Maintaining your physical wellness should be just as important as academic achievement, especially in graduate school. Exercise is one of the first tasks to get axed from a busy student’s schedule, even though it shouldn’t be because it can be one of the most beneficial parts of your routine. Working out is a great way to relieve stress and clear your mind when you are always on the go. You can run, walk, cycle, do yoga, lift weights, etc. to get yourself moving, all while taking a much-needed break. If you want to double it as social interaction, grab a friend or two and do a workout class together such as Zumba or Spinning.

3. Make a to-do list, then prioritize it

As a planner myself, I often make to-do lists for everything from school to work to grocery shopping. However, making a list can cause you to be more anxious and shut down instead of getting pumped to finish a task. After you have compiled all your tasks, divide them up by day to see what is manageable to get done in the midst of your other responsibilities. Consider prioritizing each task by what day or time the assignment is due, and/or breaking down large assignments into smaller parts to get it down. Sectioning off your tasks makes it more digestible to process on a daily basis and will not overwhelm you. 

4. Ask your professor for an extension

Graduate school can get overwhelming when the papers, exams, and presentations become too much. Many professors layer on assignments without knowing what is on your plate, so you may have multiple projects due the same week or even on the same day. If you are feeling bombarded with work, ask a professor for an extension on an assignment or two. Do not be ashamed – we all reach our breaking point and it is OK to ask for help. Never be afraid to use your voice to advocate for yourself. While all professors may not be understanding or accommodating, it doesn’t hurt to try. 

5. Take a break or a mental health day 

Though many people in college, both undergraduates and graduates, believe powering through assignments all night is the way to success – it’s not. Sometimes “enhancing” anything means slowing down everything. Our bodies need to rest, even if it’s temporary, to recharge and relax before moving onto the next task. Short-term solutions can include building periodic breaks every 30 minutes to an hour during your workdays and sessions or watching an episode of your favorite television show for a quick escape. Write down your break time in your planner, or pop it into your mobile calendar to hold yourself to it.

Additionally, mental health days are becoming more and more common in schools and workplaces. As people are recognizing how the obsession with productivity impacts mental well-being, colleges and universities are beginning to implement mental health day policies to make environments more inclusive. Communicate with your professors by asking about mental health day protocols, and if a strenuous situation arises make them aware of any issues you’re facing. Professors can be more supportive than you think.
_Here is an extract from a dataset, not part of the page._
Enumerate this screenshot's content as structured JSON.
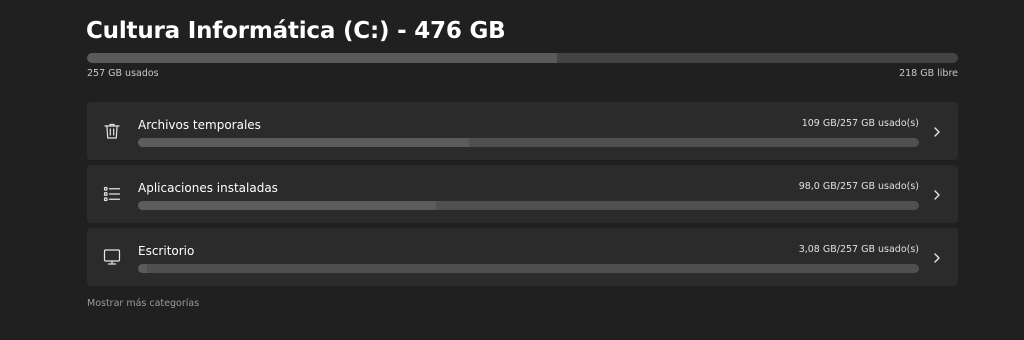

In conclusion…

Between classes, homework, group projects, jobs, and more, graduate school is a continuous adjustment. It requires students to be “on” constantly, which is not the healthiest model to live by. Whether it’s asking for help from a professor or leaning on friends for group study and writing support, that adjustment does not need to include all-nighters. Sometimes taking care of yourself is the most productive part of your day. I hope that these tips can help you find the balance in studying most effectively and knowing when to say “enough.” 

Sojourner White holds a Master’s of Social Work in International Development from the Brown School at Washington University in St. Louis. Prior to graduate school, she taught English in Spain as a Fulbright Fellow and served in the AmeriCorps program Public Allies. She currently does intersectional race and health equity consulting with organizations to redesign their practices for more equitable, community-minded outcomes. You can also find Sojourner writing on her travel blog Sojournies, where she offers tips and resources to encourage students and young professionals to make travel part of their lifestyles. 

© Victoria Johnson 2020, all rights reserved